Watch out for: There is little information available on where Giesswein sources the Ethylene-Vinyl Acetate (EVA) soles for its sneakers.
What we like: This certified B Corp makes lightweight minimalist running shoes designed to feel as close to being barefoot as possible. Vivobarefoot uses recycled plastic, traceable merino wool and leather, and hemp for its road, trail, and training running collections. The brand maps its value chain on its website, and offers both a secondhand selection and a repair service (for customers in the U.K.) to extend the lifespan of the sneakers.
Watch out for: While it does utilize Bloom algae-based EVA foam, it currently makes up only 5% of the foam, with the rest being typical synthetic EVA.
What we like: This brand makes plush running shoes designed for smooth running and maximum shock absorption. You can shop running shoes in range of cushion levels, frequency of runs per week, and running types. Its latest line of running shoes, the Index, is fully recyclable. Salomon is a member of the Fair Labor Association and maintains an ethical policy for all suppliers. All of its partner factories are audited annually.
Watch out for: There is little information available on its material sourcing.
What we like: This Swiss-engineered running brand innovates design and materials to sustainably create high-quality sneakers. Its collection of road and trail runners are lightweight and designed with impact protection. The brand works closely with its suppliers and lists each manufacturing partner on its website.
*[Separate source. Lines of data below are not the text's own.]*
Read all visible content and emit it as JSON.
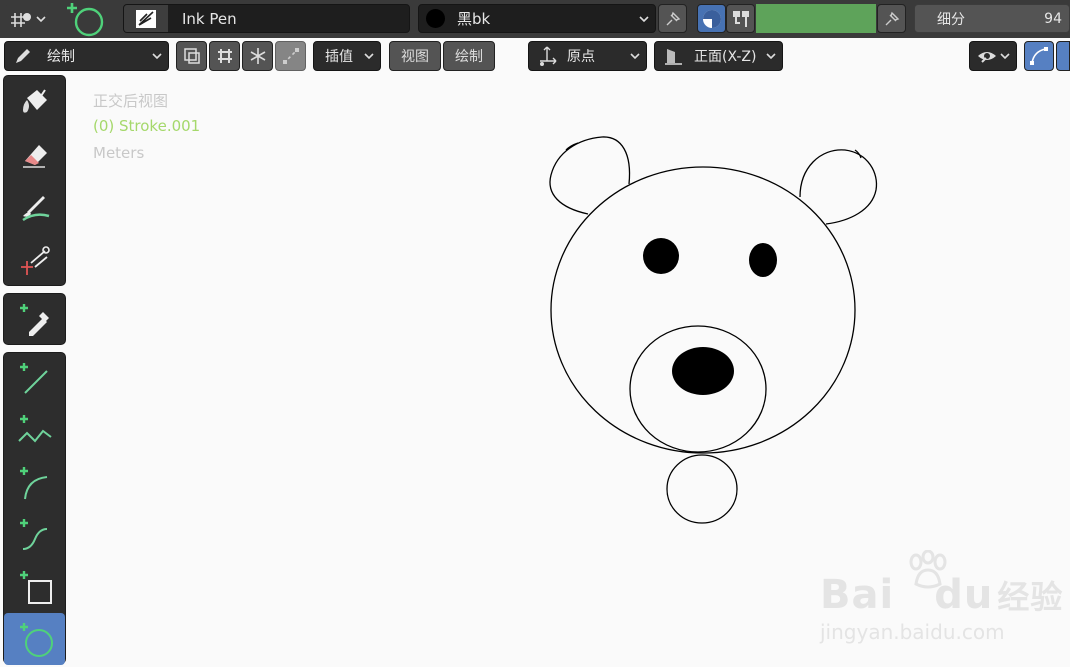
{
  "top_bar": {
    "brush_name": "Ink Pen",
    "material_name": "黑bk",
    "subdivision_label": "细分",
    "subdivision_value": "94"
  },
  "header": {
    "mode_label": "绘制",
    "interpolate_label": "插值",
    "view_label": "视图",
    "draw_label": "绘制",
    "origin_label": "原点",
    "plane_label": "正面(X-Z)"
  },
  "viewport": {
    "view_name": "正交后视图",
    "object_info": "(0) Stroke.001",
    "units": "Meters"
  },
  "watermark": {
    "brand": "Bai",
    "brand_tail": "du",
    "suffix": "经验",
    "url": "jingyan.baidu.com"
  },
  "colors": {
    "accent": "#5680c2",
    "info_green": "#a5d86b",
    "bar_green": "#5ea35a"
  },
  "icons": [
    "cursor-icon",
    "circle-tool-icon",
    "brush-icon",
    "pin-icon",
    "overlay-icon",
    "fill-icon",
    "erase-icon",
    "tint-icon",
    "cutter-icon",
    "eyedropper-icon",
    "line-icon",
    "polyline-icon",
    "arc-icon",
    "curve-icon",
    "box-icon",
    "eye-icon",
    "guides-icon"
  ]
}
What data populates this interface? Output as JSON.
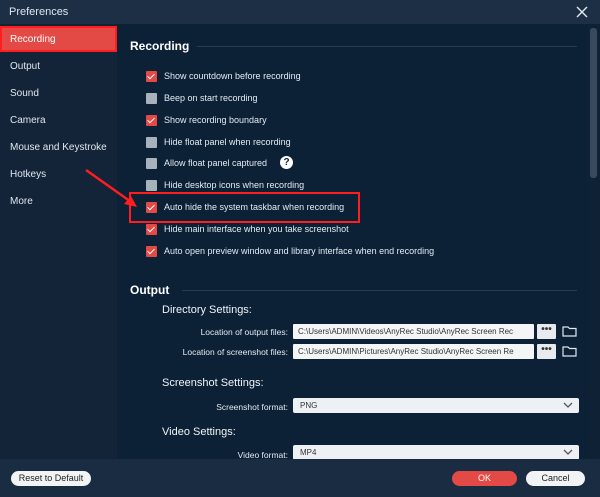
{
  "window": {
    "title": "Preferences"
  },
  "sidebar": {
    "items": [
      {
        "label": "Recording",
        "active": true
      },
      {
        "label": "Output"
      },
      {
        "label": "Sound"
      },
      {
        "label": "Camera"
      },
      {
        "label": "Mouse and Keystroke"
      },
      {
        "label": "Hotkeys"
      },
      {
        "label": "More"
      }
    ]
  },
  "recording": {
    "title": "Recording",
    "options": [
      {
        "label": "Show countdown before recording",
        "checked": true
      },
      {
        "label": "Beep on start recording",
        "checked": false
      },
      {
        "label": "Show recording boundary",
        "checked": true
      },
      {
        "label": "Hide float panel when recording",
        "checked": false
      },
      {
        "label": "Allow float panel captured",
        "checked": false
      },
      {
        "label": "Hide desktop icons when recording",
        "checked": false
      },
      {
        "label": "Auto hide the system taskbar when recording",
        "checked": true
      },
      {
        "label": "Hide main interface when you take screenshot",
        "checked": true
      },
      {
        "label": "Auto open preview window and library interface when end recording",
        "checked": true
      }
    ],
    "help_glyph": "?"
  },
  "output": {
    "title": "Output",
    "directory": {
      "title": "Directory Settings:",
      "output_label": "Location of output files:",
      "output_value": "C:\\Users\\ADMIN\\Videos\\AnyRec Studio\\AnyRec Screen Rec",
      "screenshot_label": "Location of screenshot files:",
      "screenshot_value": "C:\\Users\\ADMIN\\Pictures\\AnyRec Studio\\AnyRec Screen Re",
      "dots": "•••"
    },
    "screenshot": {
      "title": "Screenshot Settings:",
      "format_label": "Screenshot format:",
      "format_value": "PNG"
    },
    "video": {
      "title": "Video Settings:",
      "format_label": "Video format:",
      "format_value": "MP4"
    }
  },
  "footer": {
    "reset": "Reset to Default",
    "ok": "OK",
    "cancel": "Cancel"
  },
  "colors": {
    "accent": "#e44a45",
    "panel": "#0d2136",
    "sidebar": "#142438"
  }
}
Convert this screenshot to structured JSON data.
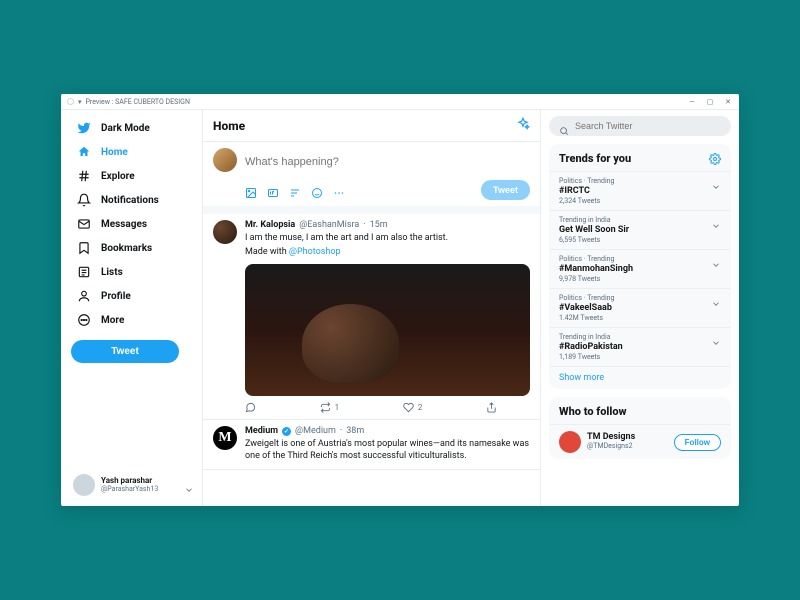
{
  "window": {
    "title": "Preview : SAFE CUBERTO DESIGN"
  },
  "nav": {
    "dark_mode": "Dark Mode",
    "items": [
      {
        "label": "Home",
        "icon": "home"
      },
      {
        "label": "Explore",
        "icon": "hash"
      },
      {
        "label": "Notifications",
        "icon": "bell"
      },
      {
        "label": "Messages",
        "icon": "mail"
      },
      {
        "label": "Bookmarks",
        "icon": "bookmark"
      },
      {
        "label": "Lists",
        "icon": "list"
      },
      {
        "label": "Profile",
        "icon": "profile"
      },
      {
        "label": "More",
        "icon": "more"
      }
    ],
    "tweet_label": "Tweet"
  },
  "account": {
    "name": "Yash parashar",
    "handle": "@ParasharYash13"
  },
  "main": {
    "title": "Home",
    "compose_placeholder": "What's happening?",
    "compose_btn": "Tweet"
  },
  "tweets": [
    {
      "name": "Mr. Kalopsia",
      "handle": "@EashanMisra",
      "time": "15m",
      "text": "I am the muse, I am the art and I am also the artist.",
      "text2_prefix": "Made with ",
      "text2_link": "@Photoshop",
      "rt": "1",
      "like": "2"
    },
    {
      "name": "Medium",
      "handle": "@Medium",
      "time": "38m",
      "text": "Zweigelt is one of Austria's most popular wines—and its namesake was one of the Third Reich's most successful viticulturalists."
    }
  ],
  "search": {
    "placeholder": "Search Twitter"
  },
  "trends": {
    "title": "Trends for you",
    "show_more": "Show more",
    "items": [
      {
        "ctx": "Politics · Trending",
        "name": "#IRCTC",
        "count": "2,324 Tweets"
      },
      {
        "ctx": "Trending in India",
        "name": "Get Well Soon Sir",
        "count": "6,595 Tweets"
      },
      {
        "ctx": "Politics · Trending",
        "name": "#ManmohanSingh",
        "count": "9,978 Tweets"
      },
      {
        "ctx": "Politics · Trending",
        "name": "#VakeelSaab",
        "count": "1.42M Tweets"
      },
      {
        "ctx": "Trending in India",
        "name": "#RadioPakistan",
        "count": "1,189 Tweets"
      }
    ]
  },
  "wtf": {
    "title": "Who to follow",
    "user": {
      "name": "TM Designs",
      "handle": "@TMDesigns2"
    },
    "follow_label": "Follow"
  }
}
On also offers a subscription program for its recycled and recyclable “Cyclon” where you send back your worn pair for a new one every six months.
Watch out for: Only a small percentage of its synthetic materials are recycled.
What we like: Nike’s history of quality activewear speaks for itself, but the brand is also top-ranked for its decarbonization efforts (according to the non-profit Stand.Earth) and strong chemical management policy. It’s made numerous sustainability commitments, including clean energy policies and supply chain transparency. Its “sustainable materials” labeled shoes contain at least 20% recycled materials by weight, and it encourages you to get the longest lifespan out of your sneakers through mindful practices.
Watch out for: The brand still uses a significant amount of virgin synthetics.
What we like: Hoka makes durable and lightweight trail, road, and gym training sneakers for every type of runner. The majority of its shoes are made with at least one recycled or reused material element. Its parent brand, Deckers, maps its tier 1 and 2 supply chain partners. HOKA adheres to the United Nation’s International Bill of Human Rights and uses recycled paper in all of its packaging.
Watch out for: It’s unclear what percentage of virgin synthetics is in each shoe. The brand has yet to map its tier 3 and 4 partners.
The post The Top 9 Sustainable Running Sneaker Brands, Ranked appeared first on Ecocult.